In letters to the CEOs of the three firms, Debbie Sipe, CalARVC executive director, wrote, “Several studies have concluded that RV holding tank products that contain formaldehyde are harmful to consumers, while posing a significant threat to groundwater quality. Campground operators have also learned that while chemically based holding tank products effectively control sewage odors, they also destroy the bacteria that’s needed to break down the wastes contained in septic systems. Septic tank failures ultimately occur, costing campground operators tens of thousands of dollars in septic system repairs.”
She noted that the California Department of Toxic Substances Control (DTSC) posted a fact sheet in January alerting consumers to these risks, while encouraging them to purchase holding tank products that do not contain formaldehyde.
Given these environmental hazards, she continued, CalARVC asked the three firms to refrain from selling these products in California and instead market environmentally friendly holding tank products, as recommended by the DTSC.
Sipe urged the companies to educate their customers about the dangers of using chemically based holding tank products.
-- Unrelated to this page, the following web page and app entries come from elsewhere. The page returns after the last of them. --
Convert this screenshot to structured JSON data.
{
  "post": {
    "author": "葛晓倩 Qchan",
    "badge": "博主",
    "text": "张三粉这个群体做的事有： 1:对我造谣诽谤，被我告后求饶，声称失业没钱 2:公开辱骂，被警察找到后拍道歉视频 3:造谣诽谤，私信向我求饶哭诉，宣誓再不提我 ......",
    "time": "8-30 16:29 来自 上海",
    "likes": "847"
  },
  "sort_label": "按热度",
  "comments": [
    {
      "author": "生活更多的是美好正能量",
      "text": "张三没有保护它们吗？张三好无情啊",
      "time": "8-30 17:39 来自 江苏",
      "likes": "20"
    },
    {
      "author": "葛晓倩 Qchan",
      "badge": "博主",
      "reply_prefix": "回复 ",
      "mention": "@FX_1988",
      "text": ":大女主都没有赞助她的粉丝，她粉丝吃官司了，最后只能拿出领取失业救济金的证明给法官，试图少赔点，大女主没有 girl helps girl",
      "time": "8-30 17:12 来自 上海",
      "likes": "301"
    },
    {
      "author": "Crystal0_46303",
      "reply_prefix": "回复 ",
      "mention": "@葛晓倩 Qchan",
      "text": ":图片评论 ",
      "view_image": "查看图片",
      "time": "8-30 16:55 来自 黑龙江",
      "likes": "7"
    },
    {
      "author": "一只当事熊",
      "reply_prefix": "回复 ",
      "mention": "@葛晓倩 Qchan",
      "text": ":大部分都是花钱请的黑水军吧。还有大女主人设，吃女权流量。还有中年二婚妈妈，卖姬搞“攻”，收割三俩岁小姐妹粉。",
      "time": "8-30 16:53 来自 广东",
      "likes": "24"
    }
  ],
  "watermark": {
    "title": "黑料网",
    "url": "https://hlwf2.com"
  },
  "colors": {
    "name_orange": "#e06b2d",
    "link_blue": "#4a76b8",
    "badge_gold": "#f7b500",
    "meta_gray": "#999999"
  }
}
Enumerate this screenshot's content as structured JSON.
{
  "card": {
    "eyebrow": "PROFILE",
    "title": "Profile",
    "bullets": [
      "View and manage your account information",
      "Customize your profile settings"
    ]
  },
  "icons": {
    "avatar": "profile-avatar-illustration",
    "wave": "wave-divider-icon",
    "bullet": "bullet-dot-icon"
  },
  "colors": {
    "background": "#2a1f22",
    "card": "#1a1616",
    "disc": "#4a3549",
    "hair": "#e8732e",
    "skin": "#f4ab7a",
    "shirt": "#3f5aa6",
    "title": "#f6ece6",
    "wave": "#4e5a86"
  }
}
“We think (the three firms) could make a positive statement on this issue by announcing its decision to ban these products on or before April 22, when our nation celebrates Earth Day,” she said. “We look forward to receiving your thoughts on this matter at your earliest opportunity.”